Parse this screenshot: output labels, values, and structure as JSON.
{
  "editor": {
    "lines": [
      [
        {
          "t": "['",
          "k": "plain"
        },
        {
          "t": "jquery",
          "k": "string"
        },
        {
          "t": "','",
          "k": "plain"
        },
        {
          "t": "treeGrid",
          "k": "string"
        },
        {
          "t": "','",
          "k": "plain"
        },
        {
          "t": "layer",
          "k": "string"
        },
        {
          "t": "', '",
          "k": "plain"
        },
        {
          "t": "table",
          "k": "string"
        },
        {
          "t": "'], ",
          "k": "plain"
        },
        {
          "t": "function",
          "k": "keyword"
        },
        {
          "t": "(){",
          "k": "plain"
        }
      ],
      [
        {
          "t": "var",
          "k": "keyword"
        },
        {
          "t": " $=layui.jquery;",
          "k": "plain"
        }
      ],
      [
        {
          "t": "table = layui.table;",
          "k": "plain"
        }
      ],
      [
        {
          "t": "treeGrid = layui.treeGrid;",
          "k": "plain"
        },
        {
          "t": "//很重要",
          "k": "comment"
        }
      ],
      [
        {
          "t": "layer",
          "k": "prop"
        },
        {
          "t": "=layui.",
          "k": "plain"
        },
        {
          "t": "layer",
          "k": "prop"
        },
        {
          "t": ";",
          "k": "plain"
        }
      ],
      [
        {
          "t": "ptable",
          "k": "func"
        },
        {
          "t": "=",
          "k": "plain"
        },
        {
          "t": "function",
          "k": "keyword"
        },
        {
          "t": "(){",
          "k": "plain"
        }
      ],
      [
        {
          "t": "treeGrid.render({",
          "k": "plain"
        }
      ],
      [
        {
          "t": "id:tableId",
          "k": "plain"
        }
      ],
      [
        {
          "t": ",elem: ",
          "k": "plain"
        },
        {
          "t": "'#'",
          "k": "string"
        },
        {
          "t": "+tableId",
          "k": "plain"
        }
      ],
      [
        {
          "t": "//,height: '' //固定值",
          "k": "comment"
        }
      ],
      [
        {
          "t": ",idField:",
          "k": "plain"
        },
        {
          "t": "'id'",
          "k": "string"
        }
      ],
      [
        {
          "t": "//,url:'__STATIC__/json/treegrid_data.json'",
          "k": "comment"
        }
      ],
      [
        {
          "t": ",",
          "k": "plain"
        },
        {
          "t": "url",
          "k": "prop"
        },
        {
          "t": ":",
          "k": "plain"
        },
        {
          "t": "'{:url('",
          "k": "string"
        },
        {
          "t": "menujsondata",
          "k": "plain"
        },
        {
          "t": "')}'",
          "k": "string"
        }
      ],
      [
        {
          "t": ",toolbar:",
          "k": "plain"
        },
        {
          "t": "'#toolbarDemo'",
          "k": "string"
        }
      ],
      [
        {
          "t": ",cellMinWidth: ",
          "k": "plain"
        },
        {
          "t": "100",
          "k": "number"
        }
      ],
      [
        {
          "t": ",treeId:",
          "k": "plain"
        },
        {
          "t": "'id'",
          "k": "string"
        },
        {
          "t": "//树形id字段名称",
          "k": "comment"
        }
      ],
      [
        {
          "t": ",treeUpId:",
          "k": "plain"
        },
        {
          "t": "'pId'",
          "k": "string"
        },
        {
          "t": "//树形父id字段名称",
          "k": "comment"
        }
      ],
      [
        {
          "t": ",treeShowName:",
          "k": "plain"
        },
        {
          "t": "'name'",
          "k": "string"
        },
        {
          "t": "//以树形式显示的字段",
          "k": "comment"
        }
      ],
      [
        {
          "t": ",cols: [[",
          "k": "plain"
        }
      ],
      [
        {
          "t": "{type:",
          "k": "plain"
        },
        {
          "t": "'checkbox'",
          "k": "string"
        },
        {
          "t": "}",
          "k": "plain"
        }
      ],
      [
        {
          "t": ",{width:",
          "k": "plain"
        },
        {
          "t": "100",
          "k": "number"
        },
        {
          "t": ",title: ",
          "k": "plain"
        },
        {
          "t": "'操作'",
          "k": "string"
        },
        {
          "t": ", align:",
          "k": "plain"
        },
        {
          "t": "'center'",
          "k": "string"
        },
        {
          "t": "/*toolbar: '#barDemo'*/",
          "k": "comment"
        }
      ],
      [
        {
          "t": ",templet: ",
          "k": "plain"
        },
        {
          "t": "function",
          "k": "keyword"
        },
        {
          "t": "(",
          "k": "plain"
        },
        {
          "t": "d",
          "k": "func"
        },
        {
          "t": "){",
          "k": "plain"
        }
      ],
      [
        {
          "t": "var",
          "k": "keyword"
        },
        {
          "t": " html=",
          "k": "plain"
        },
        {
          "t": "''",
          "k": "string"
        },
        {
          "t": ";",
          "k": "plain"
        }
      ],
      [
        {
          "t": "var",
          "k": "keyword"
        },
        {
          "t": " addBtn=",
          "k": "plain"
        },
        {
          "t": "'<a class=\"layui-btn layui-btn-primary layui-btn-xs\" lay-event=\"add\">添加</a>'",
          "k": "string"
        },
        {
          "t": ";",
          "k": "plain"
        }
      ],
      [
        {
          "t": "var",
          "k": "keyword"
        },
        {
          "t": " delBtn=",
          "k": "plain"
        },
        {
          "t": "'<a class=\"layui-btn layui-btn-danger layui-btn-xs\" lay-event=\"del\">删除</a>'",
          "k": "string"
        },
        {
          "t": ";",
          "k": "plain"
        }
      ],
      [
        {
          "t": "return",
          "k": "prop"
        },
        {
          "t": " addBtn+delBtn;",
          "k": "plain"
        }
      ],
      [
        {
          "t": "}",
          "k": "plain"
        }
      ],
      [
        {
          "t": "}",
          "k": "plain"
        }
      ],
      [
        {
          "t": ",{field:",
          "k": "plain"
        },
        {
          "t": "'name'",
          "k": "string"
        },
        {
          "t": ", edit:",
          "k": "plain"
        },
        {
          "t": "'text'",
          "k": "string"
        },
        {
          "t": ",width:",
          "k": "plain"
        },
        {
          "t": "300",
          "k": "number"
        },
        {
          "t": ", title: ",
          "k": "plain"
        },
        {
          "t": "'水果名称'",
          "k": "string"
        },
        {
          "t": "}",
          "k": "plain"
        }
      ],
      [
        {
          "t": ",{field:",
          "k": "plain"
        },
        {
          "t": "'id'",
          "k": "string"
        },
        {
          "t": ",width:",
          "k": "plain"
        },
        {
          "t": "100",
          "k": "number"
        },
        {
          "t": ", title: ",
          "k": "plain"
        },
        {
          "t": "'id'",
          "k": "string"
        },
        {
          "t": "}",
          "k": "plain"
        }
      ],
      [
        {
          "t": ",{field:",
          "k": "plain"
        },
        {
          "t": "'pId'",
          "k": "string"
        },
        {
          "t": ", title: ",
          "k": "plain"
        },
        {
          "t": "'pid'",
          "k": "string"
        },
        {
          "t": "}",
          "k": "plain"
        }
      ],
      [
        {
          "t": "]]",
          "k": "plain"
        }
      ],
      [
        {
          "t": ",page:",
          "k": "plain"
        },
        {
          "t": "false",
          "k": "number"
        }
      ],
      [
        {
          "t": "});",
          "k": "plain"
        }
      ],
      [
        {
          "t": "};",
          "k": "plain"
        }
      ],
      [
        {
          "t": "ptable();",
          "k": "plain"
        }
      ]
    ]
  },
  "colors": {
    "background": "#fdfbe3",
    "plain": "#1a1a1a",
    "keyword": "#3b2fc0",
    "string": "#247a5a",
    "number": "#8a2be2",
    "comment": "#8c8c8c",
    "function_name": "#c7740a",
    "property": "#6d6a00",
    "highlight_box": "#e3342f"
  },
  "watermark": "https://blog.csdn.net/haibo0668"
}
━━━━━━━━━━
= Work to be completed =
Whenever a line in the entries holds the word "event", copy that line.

= Result of this exercise =
          "t": "'<a class=\"layui-btn layui-btn-primary layui-btn-xs\" lay-event=\"add\">添加</a>'",
          "t": "'<a class=\"layui-btn layui-btn-danger layui-btn-xs\" lay-event=\"del\">删除</a>'",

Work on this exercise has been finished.